Editorial Board

Despite a campus smoking policy going into effect on Sept. 30, 2005, the war between smoking and non-smoking students continues to rage on.

The policy states: “In order to provide a safe learning and working environment for students and employees, smoking is prohibited in all indoor and outdoor campus locations, with the exception of designated parking lots.”

However, the new policy isn’t all that it’s cracked up to be. Even with citations, formal complaints and the new policy, students haven’t stopped lighting up on campus. And because the administration has selected the parking lots as designated areas for smokers to light up, exposure to second-hand smoke is virtually unavoidable. Students find themselves engulfed by wall of smoke at every college entrance.

It’s understandable that non-smoking students are concerned for their health, but that’s why the administration has accommodated their side by implementing a policy to direct smoking students into cramped, noisy parking lots. Smokers deal with constant harassment by non-smokers, extreme weather conditions and having to travel great lengths to smoke in a designated area. There is no convenient place on campus to smoke in peace.
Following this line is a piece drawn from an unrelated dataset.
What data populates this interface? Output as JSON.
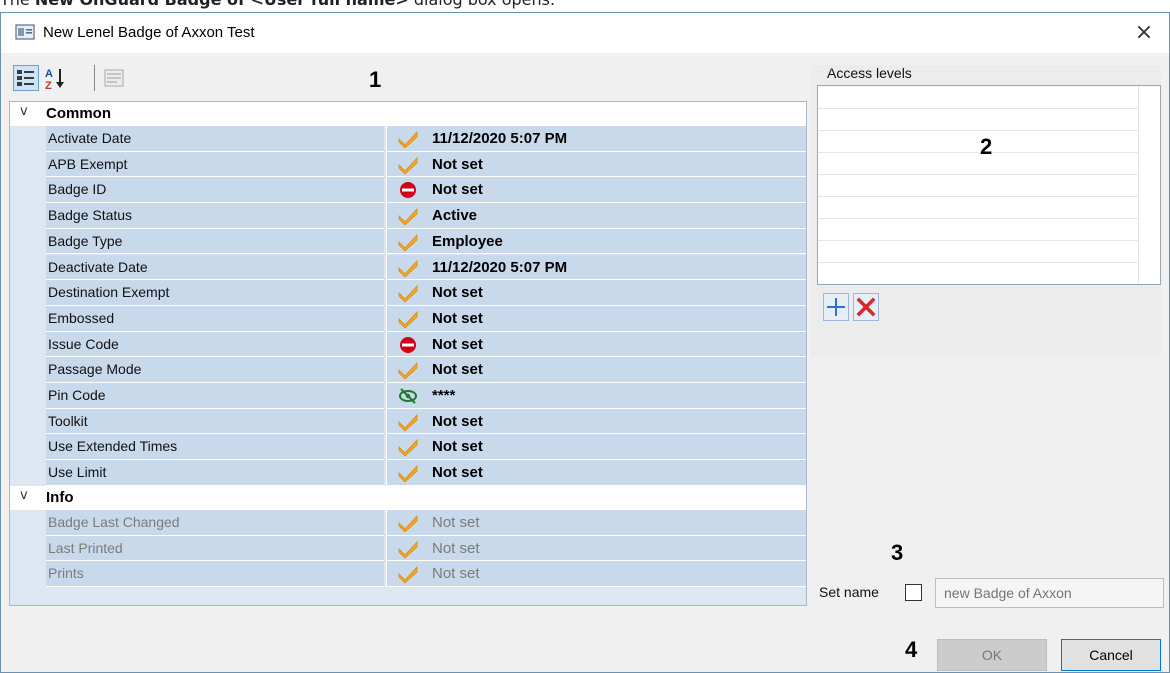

Despite disagreeing with their choice to smoke, there is no reason for non-smokers to complain unless smokers are violating policy.

Because smokers and non-smokers alike must co-exist, we propose a few suggestions in smoking etiquette and courtesy:

Smokers: -Don’t walk into campus still smoking or light up on your way out.

-If you see pregnant women or children walking your way, avoid them.

-Put your cigarette butts out in an ashtray, and try not to smoke near open windows or doors. Non-smokers:

-When walking onto campus into yet another cloud of smoke, just hold your breath and bear it. There is no need to make a show and pretend to cough.

-Remember that smokers are all in one area, and that they are there only because they can’t smoke on campus.

-Unless they are breaking the policy, don’t approach smokers and have words with them. Resist the urge to preach about the dangers of smoking. Trust us, they know. In the end, smokers will smoke as long as they so desire. By choosing to peacefully co-exist, we make De Anza College a better place to learn and thrive.